On May 14, 2018, over 200 students and 81 student-built vehicles competed in the 30th annual SuperMileage Challenge sponsored by the Minnesota Technology and Engineering Educators Association (MTEEA).
A student-built vehicle, powered by a 2.4 horsepower Briggs-Stratton lawnmower engine, must travel a total of 36 miles using the least fuel possible.
Each team receives a bottle of fuel for six, two-lap runs, around a three-mile track. The weight of the fuel is logged by car number prior to each run, and again at the end of each run. To avoid disqualification, the average speed for each run must be between 15 and 25 MPH. The teams in each of six classes with the best 12-lap average mileage are declared 2018 SuperMileage winners.
For its first five years, the SuperMileage Challenge was managed on clipboards with paper and pencils. Technology was first introduced in 1993 when FileMaker 2.1 made it easier to capture critical fueling and timing data for the individual cars. Upgraded with the release of FileMaker 5, the tool has performed flawlessly for two decades.
In January 2018, MTEEA made their own commitment to technology, updating their software to take full advantage of the modern technologies, such as iPads, mobile phones, and web support to capture trackside data from officials during the competition.
Using FileMaker’s native JSON support, the SuperMileage Challenge app pushed live data from the event to an online leaderboard where anxious participants and families could see the near real-time status of their vehicle.

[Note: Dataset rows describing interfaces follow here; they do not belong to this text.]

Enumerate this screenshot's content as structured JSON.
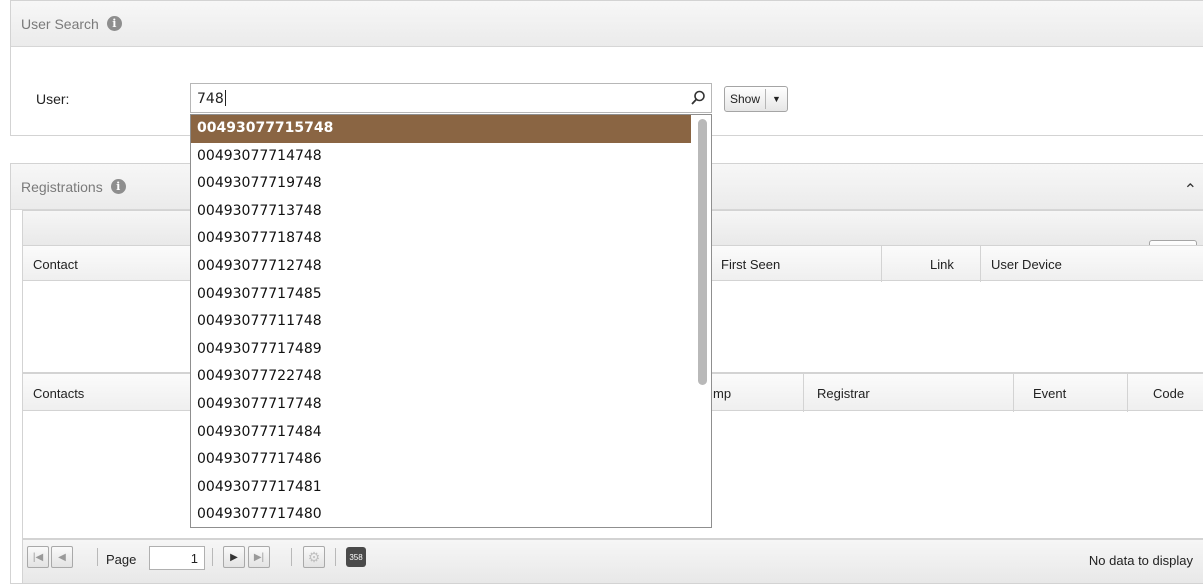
{
  "user_search": {
    "title": "User Search",
    "user_label": "User:",
    "input_value": "748",
    "show_label": "Show"
  },
  "registrations": {
    "title": "Registrations",
    "grid1_columns": [
      "Contact",
      "First Seen",
      "Link",
      "User Device"
    ],
    "grid2_columns": [
      "Contacts",
      "mp",
      "Registrar",
      "Event",
      "Code"
    ]
  },
  "pager": {
    "page_label": "Page",
    "page_value": "1",
    "export_label": "358",
    "status": "No data to display"
  },
  "autocomplete": {
    "selected_index": 0,
    "items": [
      "00493077715748",
      "00493077714748",
      "00493077719748",
      "00493077713748",
      "00493077718748",
      "00493077712748",
      "00493077717485",
      "00493077711748",
      "00493077717489",
      "00493077722748",
      "00493077717748",
      "00493077717484",
      "00493077717486",
      "00493077717481",
      "00493077717480"
    ]
  },
  "colors": {
    "selected_bg": "#8a6543",
    "panel_header": "#ebebeb"
  },
  "icons": [
    "info-icon",
    "search-icon",
    "chevron-down-icon",
    "collapse-up-icon",
    "gear-icon",
    "first-page-icon",
    "prev-page-icon",
    "next-page-icon",
    "last-page-icon",
    "refresh-icon",
    "export-icon"
  ]
}
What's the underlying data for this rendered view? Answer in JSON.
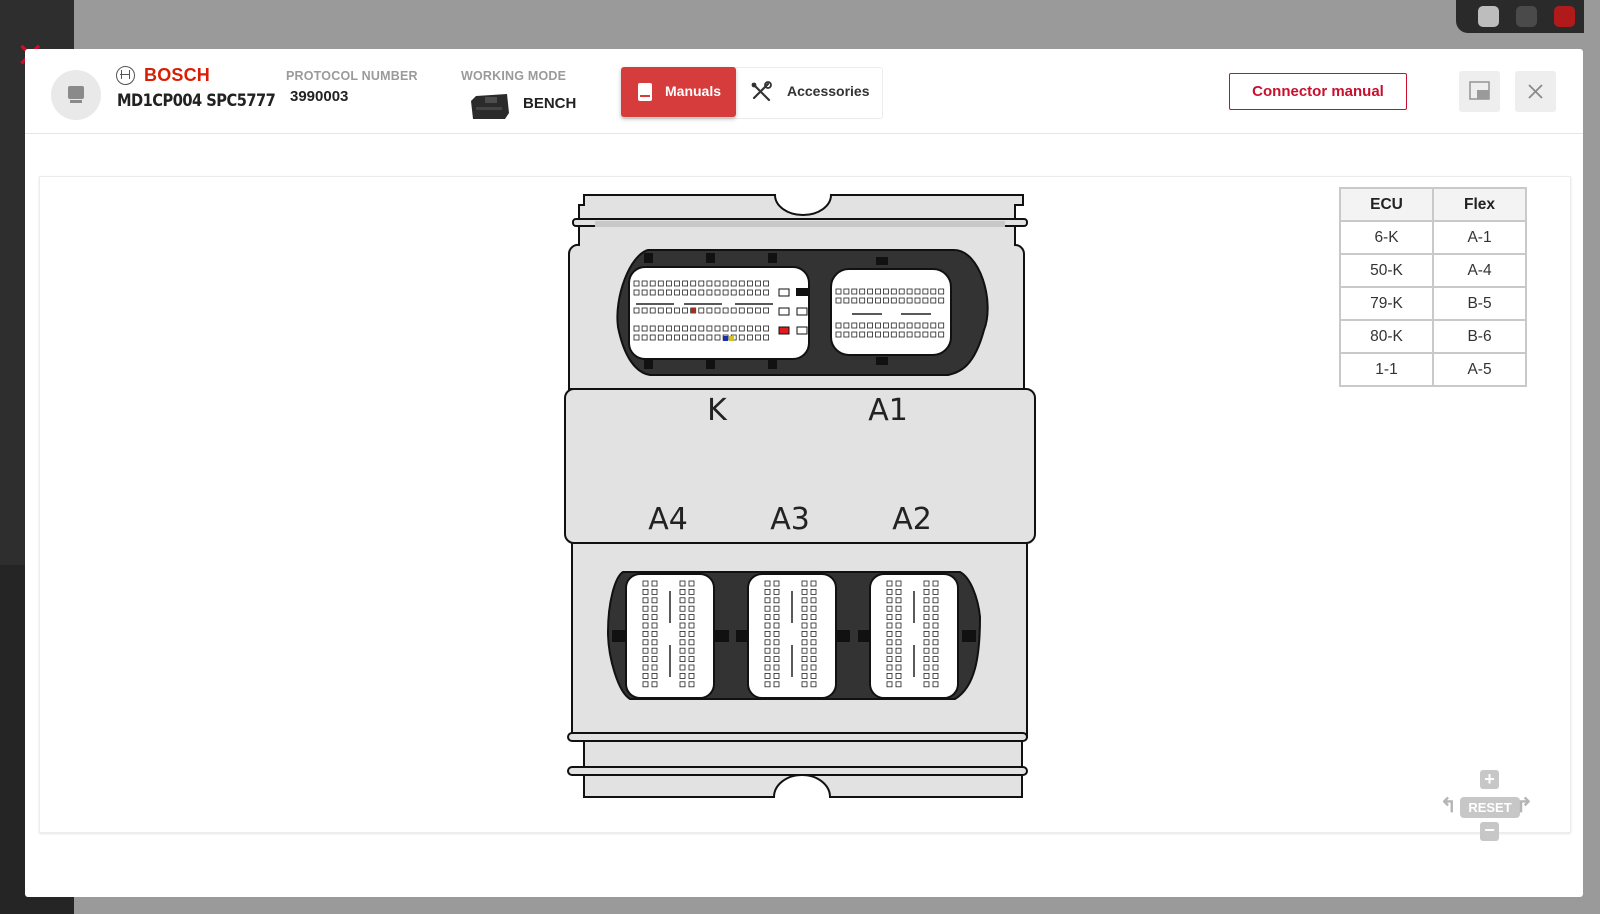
{
  "header": {
    "brand": "BOSCH",
    "ecu_model": "MD1CP004 SPC5777",
    "protocol_label": "PROTOCOL NUMBER",
    "protocol_value": "3990003",
    "mode_label": "WORKING MODE",
    "mode_value": "BENCH",
    "tabs": [
      {
        "label": "Manuals",
        "active": true,
        "icon": "book-icon"
      },
      {
        "label": "Accessories",
        "active": false,
        "icon": "tools-icon"
      }
    ],
    "connector_button": "Connector manual",
    "accent_color": "#d73c3c"
  },
  "diagram": {
    "connector_labels": {
      "k": "K",
      "a1": "A1",
      "a4": "A4",
      "a3": "A3",
      "a2": "A2"
    }
  },
  "pin_table": {
    "headers": [
      "ECU",
      "Flex"
    ],
    "rows": [
      [
        "6-K",
        "A-1"
      ],
      [
        "50-K",
        "A-4"
      ],
      [
        "79-K",
        "B-5"
      ],
      [
        "80-K",
        "B-6"
      ],
      [
        "1-1",
        "A-5"
      ]
    ]
  },
  "zoom_controls": {
    "zoom_in": "+",
    "reset": "RESET",
    "zoom_out": "−"
  }
}
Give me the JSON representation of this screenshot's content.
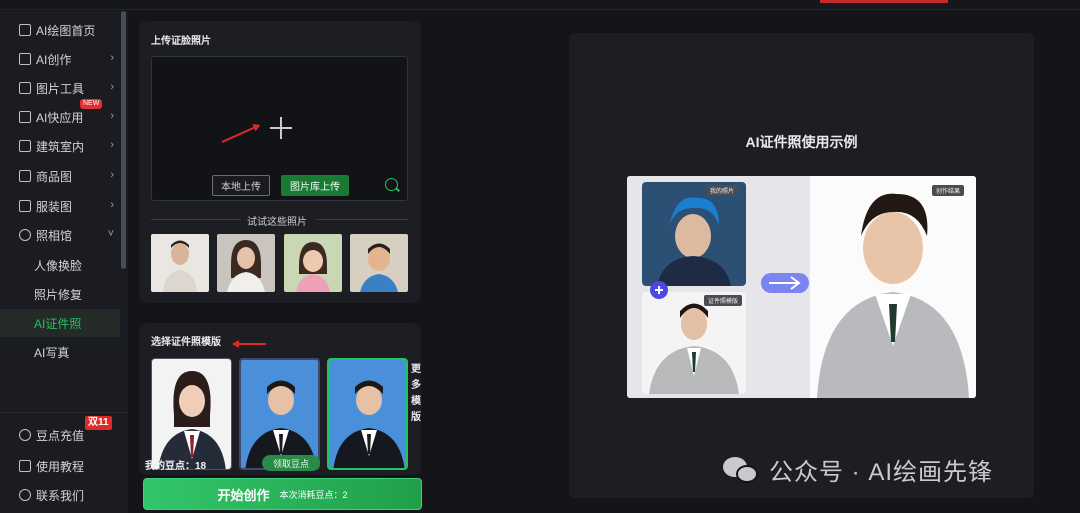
{
  "sidebar": {
    "items": [
      {
        "label": "AI绘图首页",
        "icon": "home-icon",
        "chevron": false
      },
      {
        "label": "AI创作",
        "icon": "brush-icon",
        "chevron": true
      },
      {
        "label": "图片工具",
        "icon": "toolbox-icon",
        "chevron": true
      },
      {
        "label": "AI快应用",
        "icon": "cube-icon",
        "chevron": true,
        "badge": "NEW"
      },
      {
        "label": "建筑室内",
        "icon": "building-icon",
        "chevron": true
      },
      {
        "label": "商品图",
        "icon": "bag-icon",
        "chevron": true
      },
      {
        "label": "服装图",
        "icon": "shirt-icon",
        "chevron": true
      },
      {
        "label": "照相馆",
        "icon": "camera-icon",
        "chevron": true,
        "expanded": true
      }
    ],
    "subitems": [
      "人像换脸",
      "照片修复",
      "AI证件照",
      "AI写真"
    ],
    "active_sub": "AI证件照",
    "bottom": [
      {
        "label": "豆点充值",
        "icon": "diamond-icon",
        "promo": "双11"
      },
      {
        "label": "使用教程",
        "icon": "book-icon"
      },
      {
        "label": "联系我们",
        "icon": "headset-icon"
      }
    ]
  },
  "upload": {
    "title": "上传证脸照片",
    "local_button": "本地上传",
    "gallery_button": "图片库上传",
    "try_label": "试试这些照片"
  },
  "template": {
    "title": "选择证件照模版",
    "more": [
      "更",
      "多",
      "模",
      "版"
    ],
    "points_label": "我的豆点：18",
    "get_points_button": "领取豆点",
    "start_button": "开始创作",
    "cost_label": "本次消耗豆点：2"
  },
  "preview": {
    "title": "AI证件照使用示例",
    "tag_my_photo": "我的照片",
    "tag_template": "证件照模版",
    "tag_result": "创作结果"
  },
  "watermark": {
    "text": "公众号 · AI绘画先锋"
  },
  "colors": {
    "accent": "#22c55e",
    "badge_red": "#e02929",
    "background": "#141519"
  }
}
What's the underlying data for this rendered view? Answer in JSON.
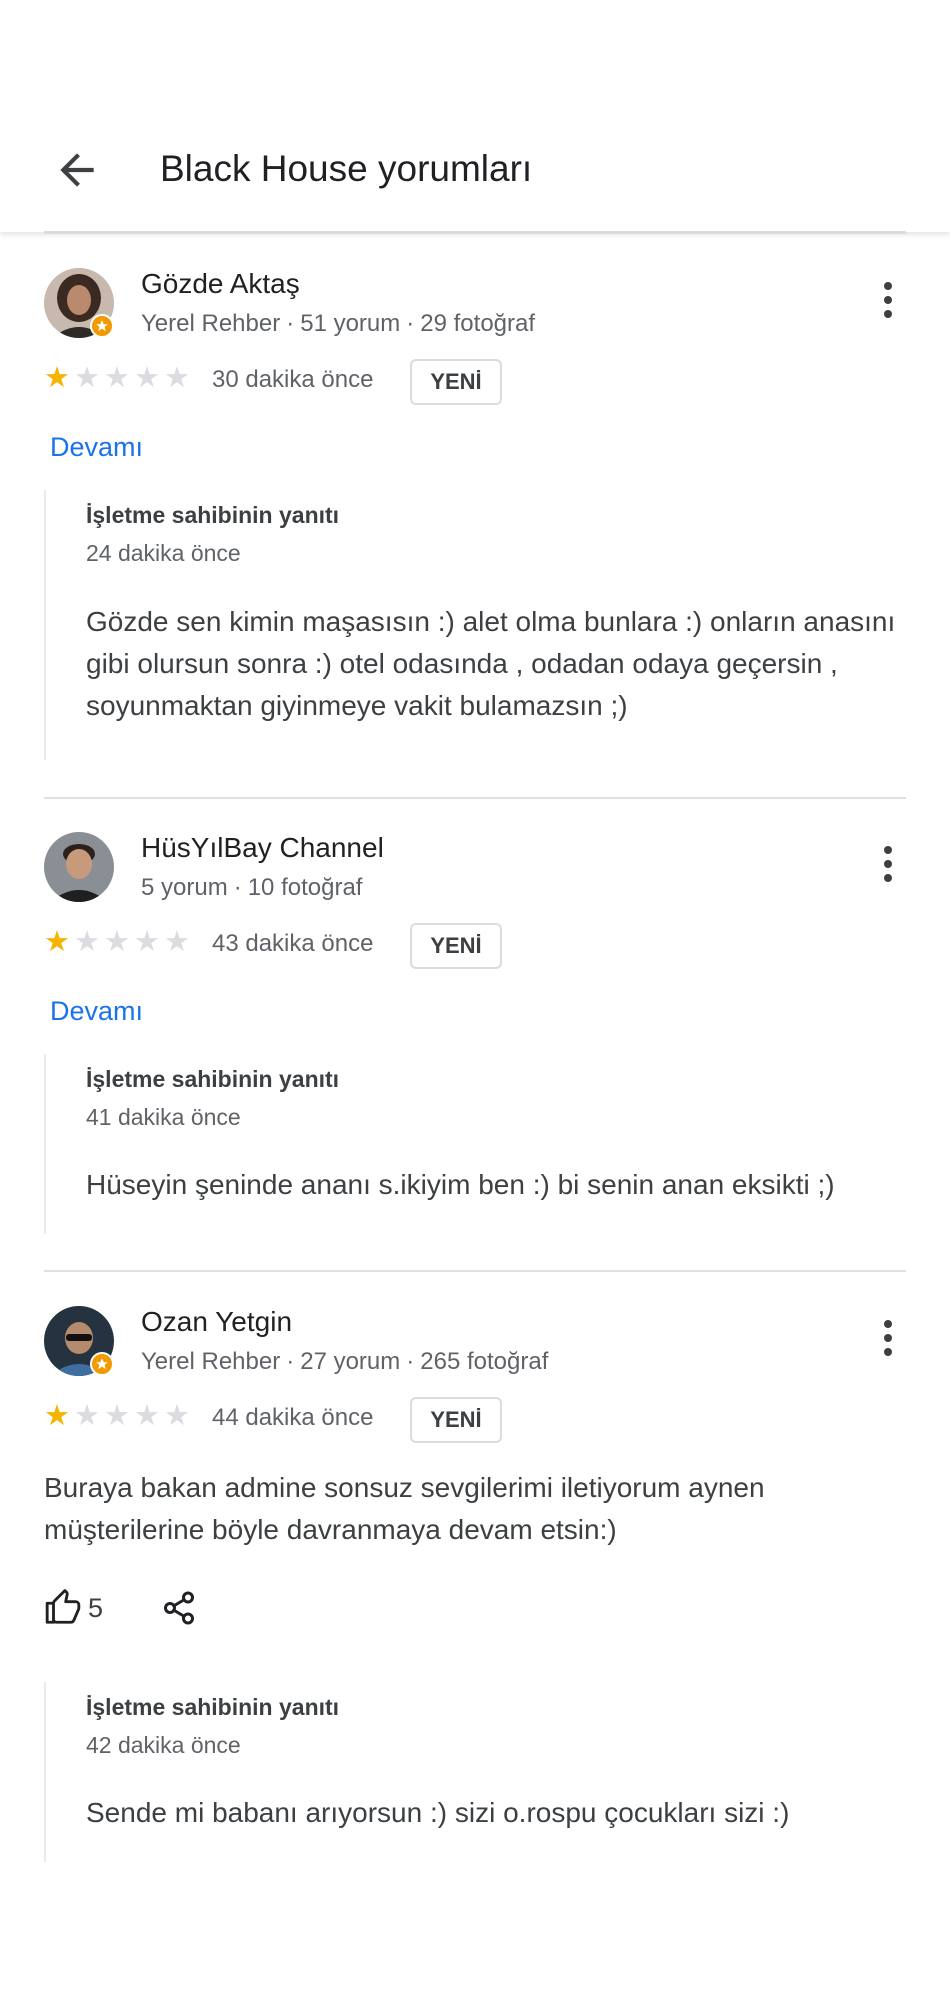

The best single lap average on the 2018 leaderboard: 675.6 MPG — the distance from Dallas to the Mile High City.